▸ WHAT THIS TASK INVOLVES
The complete data, repeated exactly, should form your response.
_ _ _ _
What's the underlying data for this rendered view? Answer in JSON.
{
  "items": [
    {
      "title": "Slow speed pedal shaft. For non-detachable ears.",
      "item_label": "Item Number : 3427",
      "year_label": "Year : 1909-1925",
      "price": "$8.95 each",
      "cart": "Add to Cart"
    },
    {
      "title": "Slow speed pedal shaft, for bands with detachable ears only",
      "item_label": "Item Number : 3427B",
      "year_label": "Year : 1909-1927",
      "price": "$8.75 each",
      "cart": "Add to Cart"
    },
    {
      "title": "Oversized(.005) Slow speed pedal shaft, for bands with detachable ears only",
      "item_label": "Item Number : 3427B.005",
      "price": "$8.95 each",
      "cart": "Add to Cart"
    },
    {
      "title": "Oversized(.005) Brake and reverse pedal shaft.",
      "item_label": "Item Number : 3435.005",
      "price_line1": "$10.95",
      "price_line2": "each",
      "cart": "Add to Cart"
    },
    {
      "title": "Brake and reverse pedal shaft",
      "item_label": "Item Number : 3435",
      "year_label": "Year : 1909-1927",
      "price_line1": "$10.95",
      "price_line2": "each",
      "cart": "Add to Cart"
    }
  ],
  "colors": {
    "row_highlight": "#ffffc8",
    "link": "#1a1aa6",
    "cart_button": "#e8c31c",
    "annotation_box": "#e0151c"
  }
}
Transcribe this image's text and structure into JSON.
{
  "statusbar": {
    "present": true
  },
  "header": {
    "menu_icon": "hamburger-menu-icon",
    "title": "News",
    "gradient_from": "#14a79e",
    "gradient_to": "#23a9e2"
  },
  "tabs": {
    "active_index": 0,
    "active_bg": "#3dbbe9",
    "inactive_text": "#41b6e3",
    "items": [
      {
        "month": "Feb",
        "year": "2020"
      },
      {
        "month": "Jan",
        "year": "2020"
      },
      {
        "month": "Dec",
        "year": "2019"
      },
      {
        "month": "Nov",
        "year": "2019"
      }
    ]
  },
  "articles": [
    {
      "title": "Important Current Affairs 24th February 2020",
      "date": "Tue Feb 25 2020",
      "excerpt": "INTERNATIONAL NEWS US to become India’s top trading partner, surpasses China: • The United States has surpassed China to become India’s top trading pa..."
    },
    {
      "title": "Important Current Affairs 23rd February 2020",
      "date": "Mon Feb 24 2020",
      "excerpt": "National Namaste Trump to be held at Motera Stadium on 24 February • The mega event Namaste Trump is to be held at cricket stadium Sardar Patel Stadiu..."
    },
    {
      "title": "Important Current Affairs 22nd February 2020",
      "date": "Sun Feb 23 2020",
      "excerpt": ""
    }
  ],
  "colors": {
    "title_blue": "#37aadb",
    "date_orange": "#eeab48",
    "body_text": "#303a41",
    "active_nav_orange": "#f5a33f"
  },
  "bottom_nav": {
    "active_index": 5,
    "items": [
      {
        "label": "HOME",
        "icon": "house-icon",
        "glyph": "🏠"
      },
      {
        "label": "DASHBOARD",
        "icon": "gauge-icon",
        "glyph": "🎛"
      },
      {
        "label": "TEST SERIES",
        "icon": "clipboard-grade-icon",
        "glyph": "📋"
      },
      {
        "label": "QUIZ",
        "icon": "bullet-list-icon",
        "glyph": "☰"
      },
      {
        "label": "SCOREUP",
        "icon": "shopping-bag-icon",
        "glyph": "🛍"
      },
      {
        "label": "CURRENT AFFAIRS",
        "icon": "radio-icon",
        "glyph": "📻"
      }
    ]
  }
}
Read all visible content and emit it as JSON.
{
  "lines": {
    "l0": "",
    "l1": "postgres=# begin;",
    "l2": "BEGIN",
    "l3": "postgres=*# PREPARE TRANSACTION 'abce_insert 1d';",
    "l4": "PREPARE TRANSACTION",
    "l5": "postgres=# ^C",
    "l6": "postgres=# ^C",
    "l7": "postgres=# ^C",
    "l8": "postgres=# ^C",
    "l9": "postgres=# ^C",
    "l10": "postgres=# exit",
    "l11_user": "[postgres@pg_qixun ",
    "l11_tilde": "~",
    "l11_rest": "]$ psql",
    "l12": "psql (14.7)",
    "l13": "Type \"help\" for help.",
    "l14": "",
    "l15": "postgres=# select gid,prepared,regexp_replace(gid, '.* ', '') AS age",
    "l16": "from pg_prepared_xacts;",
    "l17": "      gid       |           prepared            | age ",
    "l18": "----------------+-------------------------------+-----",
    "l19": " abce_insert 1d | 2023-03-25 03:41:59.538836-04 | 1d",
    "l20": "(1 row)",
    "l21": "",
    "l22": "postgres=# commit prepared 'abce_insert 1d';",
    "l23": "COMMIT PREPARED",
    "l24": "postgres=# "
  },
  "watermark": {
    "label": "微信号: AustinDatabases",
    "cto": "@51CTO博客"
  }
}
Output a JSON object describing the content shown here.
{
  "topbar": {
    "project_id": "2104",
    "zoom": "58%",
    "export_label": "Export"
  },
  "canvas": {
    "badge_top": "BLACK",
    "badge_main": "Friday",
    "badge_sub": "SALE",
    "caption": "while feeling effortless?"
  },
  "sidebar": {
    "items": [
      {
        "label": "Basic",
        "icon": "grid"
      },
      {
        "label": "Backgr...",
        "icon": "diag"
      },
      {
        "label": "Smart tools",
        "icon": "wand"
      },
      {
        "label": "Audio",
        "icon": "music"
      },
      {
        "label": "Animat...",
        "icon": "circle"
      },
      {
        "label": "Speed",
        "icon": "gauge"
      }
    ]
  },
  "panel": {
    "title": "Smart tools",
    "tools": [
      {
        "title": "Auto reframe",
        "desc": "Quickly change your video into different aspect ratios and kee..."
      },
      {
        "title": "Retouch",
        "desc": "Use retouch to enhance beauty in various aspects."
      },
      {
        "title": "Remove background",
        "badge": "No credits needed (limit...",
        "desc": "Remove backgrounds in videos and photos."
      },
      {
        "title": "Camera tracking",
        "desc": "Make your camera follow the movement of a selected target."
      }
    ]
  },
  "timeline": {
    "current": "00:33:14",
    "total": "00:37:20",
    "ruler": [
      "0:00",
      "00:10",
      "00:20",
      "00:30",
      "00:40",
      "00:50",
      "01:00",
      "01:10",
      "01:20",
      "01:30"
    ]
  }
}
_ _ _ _
▸ OUTPUT OF THE EXERCISE
What's the underlying data for this rendered view? Answer in JSON.
{
  "items": [
    {
      "title": "Slow speed pedal shaft. For non-detachable ears.",
      "item_label": "Item Number : 3427",
      "year_label": "Year : 1909-1925",
      "price": "$8.95 each",
      "cart": "Add to Cart"
    },
    {
      "title": "Slow speed pedal shaft, for bands with detachable ears only",
      "item_label": "Item Number : 3427B",
      "year_label": "Year : 1909-1927",
      "price": "$8.75 each",
      "cart": "Add to Cart"
    },
    {
      "title": "Oversized(.005) Slow speed pedal shaft, for bands with detachable ears only",
      "item_label": "Item Number : 3427B.005",
      "price": "$8.95 each",
      "cart": "Add to Cart"
    },
    {
      "title": "Oversized(.005) Brake and reverse pedal shaft.",
      "item_label": "Item Number : 3435.005",
      "price_line1": "$10.95",
      "price_line2": "each",
      "cart": "Add to Cart"
    },
    {
      "title": "Brake and reverse pedal shaft",
      "item_label": "Item Number : 3435",
      "year_label": "Year : 1909-1927",
      "price_line1": "$10.95",
      "price_line2": "each",
      "cart": "Add to Cart"
    }
  ],
  "colors": {
    "row_highlight": "#ffffc8",
    "link": "#1a1aa6",
    "cart_button": "#e8c31c",
    "annotation_box": "#e0151c"
  }
}
Transcribe this image's text and structure into JSON.
{
  "statusbar": {
    "present": true
  },
  "header": {
    "menu_icon": "hamburger-menu-icon",
    "title": "News",
    "gradient_from": "#14a79e",
    "gradient_to": "#23a9e2"
  },
  "tabs": {
    "active_index": 0,
    "active_bg": "#3dbbe9",
    "inactive_text": "#41b6e3",
    "items": [
      {
        "month": "Feb",
        "year": "2020"
      },
      {
        "month": "Jan",
        "year": "2020"
      },
      {
        "month": "Dec",
        "year": "2019"
      },
      {
        "month": "Nov",
        "year": "2019"
      }
    ]
  },
  "articles": [
    {
      "title": "Important Current Affairs 24th February 2020",
      "date": "Tue Feb 25 2020",
      "excerpt": "INTERNATIONAL NEWS US to become India’s top trading partner, surpasses China: • The United States has surpassed China to become India’s top trading pa..."
    },
    {
      "title": "Important Current Affairs 23rd February 2020",
      "date": "Mon Feb 24 2020",
      "excerpt": "National Namaste Trump to be held at Motera Stadium on 24 February • The mega event Namaste Trump is to be held at cricket stadium Sardar Patel Stadiu..."
    },
    {
      "title": "Important Current Affairs 22nd February 2020",
      "date": "Sun Feb 23 2020",
      "excerpt": ""
    }
  ],
  "colors": {
    "title_blue": "#37aadb",
    "date_orange": "#eeab48",
    "body_text": "#303a41",
    "active_nav_orange": "#f5a33f"
  },
  "bottom_nav": {
    "active_index": 5,
    "items": [
      {
        "label": "HOME",
        "icon": "house-icon",
        "glyph": "🏠"
      },
      {
        "label": "DASHBOARD",
        "icon": "gauge-icon",
        "glyph": "🎛"
      },
      {
        "label": "TEST SERIES",
        "icon": "clipboard-grade-icon",
        "glyph": "📋"
      },
      {
        "label": "QUIZ",
        "icon": "bullet-list-icon",
        "glyph": "☰"
      },
      {
        "label": "SCOREUP",
        "icon": "shopping-bag-icon",
        "glyph": "🛍"
      },
      {
        "label": "CURRENT AFFAIRS",
        "icon": "radio-icon",
        "glyph": "📻"
      }
    ]
  }
}
Read all visible content and emit it as JSON.
{
  "lines": {
    "l0": "",
    "l1": "postgres=# begin;",
    "l2": "BEGIN",
    "l3": "postgres=*# PREPARE TRANSACTION 'abce_insert 1d';",
    "l4": "PREPARE TRANSACTION",
    "l5": "postgres=# ^C",
    "l6": "postgres=# ^C",
    "l7": "postgres=# ^C",
    "l8": "postgres=# ^C",
    "l9": "postgres=# ^C",
    "l10": "postgres=# exit",
    "l11_user": "[postgres@pg_qixun ",
    "l11_tilde": "~",
    "l11_rest": "]$ psql",
    "l12": "psql (14.7)",
    "l13": "Type \"help\" for help.",
    "l14": "",
    "l15": "postgres=# select gid,prepared,regexp_replace(gid, '.* ', '') AS age",
    "l16": "from pg_prepared_xacts;",
    "l17": "      gid       |           prepared            | age ",
    "l18": "----------------+-------------------------------+-----",
    "l19": " abce_insert 1d | 2023-03-25 03:41:59.538836-04 | 1d",
    "l20": "(1 row)",
    "l21": "",
    "l22": "postgres=# commit prepared 'abce_insert 1d';",
    "l23": "COMMIT PREPARED",
    "l24": "postgres=# "
  },
  "watermark": {
    "label": "微信号: AustinDatabases",
    "cto": "@51CTO博客"
  }
}
Output a JSON object describing the content shown here.
{
  "topbar": {
    "project_id": "2104",
    "zoom": "58%",
    "export_label": "Export"
  },
  "canvas": {
    "badge_top": "BLACK",
    "badge_main": "Friday",
    "badge_sub": "SALE",
    "caption": "while feeling effortless?"
  },
  "sidebar": {
    "items": [
      {
        "label": "Basic",
        "icon": "grid"
      },
      {
        "label": "Backgr...",
        "icon": "diag"
      },
      {
        "label": "Smart tools",
        "icon": "wand"
      },
      {
        "label": "Audio",
        "icon": "music"
      },
      {
        "label": "Animat...",
        "icon": "circle"
      },
      {
        "label": "Speed",
        "icon": "gauge"
      }
    ]
  },
  "panel": {
    "title": "Smart tools",
    "tools": [
      {
        "title": "Auto reframe",
        "desc": "Quickly change your video into different aspect ratios and kee..."
      },
      {
        "title": "Retouch",
        "desc": "Use retouch to enhance beauty in various aspects."
      },
      {
        "title": "Remove background",
        "badge": "No credits needed (limit...",
        "desc": "Remove backgrounds in videos and photos."
      },
      {
        "title": "Camera tracking",
        "desc": "Make your camera follow the movement of a selected target."
      }
    ]
  },
  "timeline": {
    "current": "00:33:14",
    "total": "00:37:20",
    "ruler": [
      "0:00",
      "00:10",
      "00:20",
      "00:30",
      "00:40",
      "00:50",
      "01:00",
      "01:10",
      "01:20",
      "01:30"
    ]
  }
}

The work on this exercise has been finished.